Cibicue and Big Dry Wash
In August 1881, a nervous Indian Agent ordered the Army to arrest Nakai de Klinni, a prominent Apache medicine man. During a tense confrontation at Cibicue on the White Mountain Reservation someone fired a shot. A firefight erupted leaving six soldiers and the Apache medicine man dead. Through the winter both sides tried to preserve a shaky peace. Finally on July 6, 1882 a band of some 50 warriors jumped the reservation and began raiding throughout the Rim country. The Army, in a textbook example of concentration of force, located the renegades at Big Dry Wash, 37 miles east of Fort Verde. The resulting battle on July 17, 1882 was the last major action of the northern Apache Wars. The Big Dry Wash fight resulted in the death or return to reservations of all the renegades involved.
The Final Days
Camp Verde had been renamed Fort Verde in 1879 to signify permanence, but with the end of raids by 1882, the Post became less important. It was abandoned in 1891 to the Department of the Interior, which sold it at public auction in 1899.
The quality of Army doctors varied, some had almost no formal training, others were medical school graduates. With few effective medicines their job was a difficult one. All together, 27 doctors served at Ft.Verde. Among the more notable were Dr. Edward Palmer, Dr. Elliot Coues, and Dr. Edgar Mearns.
- Alamo Lake
- Buckskin Mountain
- Cattail Cove
- Lake Havasu
- River Island
- Yuma Quartermaster Depot
- Yuma Territorial Prison
- Dead Horse Ranch
- Fort Verde
- Red Rock
- Riordan Mansion

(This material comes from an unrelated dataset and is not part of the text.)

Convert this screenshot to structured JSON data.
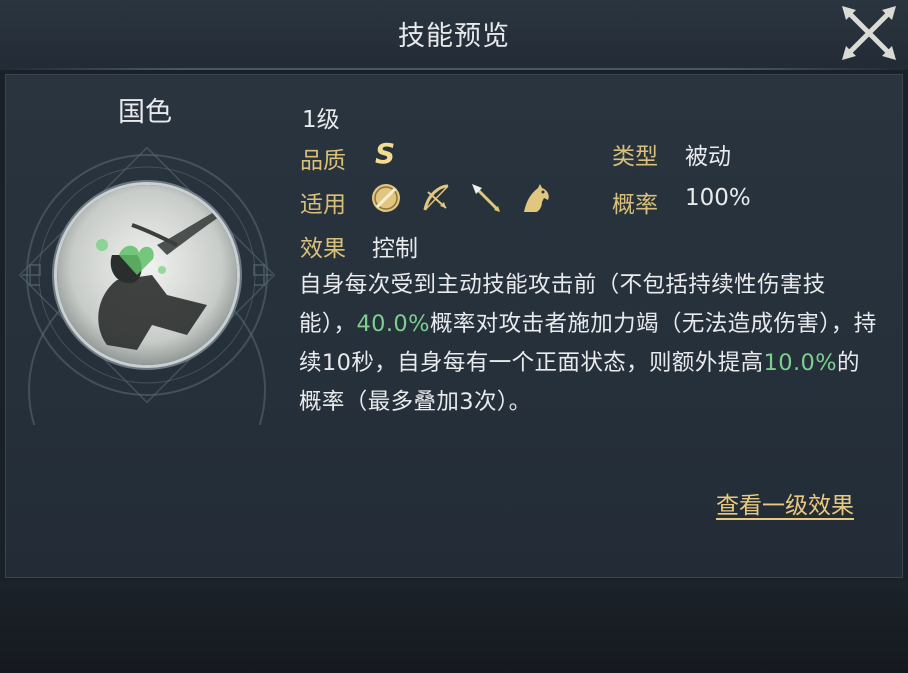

- Slide Rock
- Verde River Greenway
- Boyce Thompson Arboretum
- Fool Hollow Lake
- Lost Dutchman
- Lyman Lake
- Tonto Natural Bridge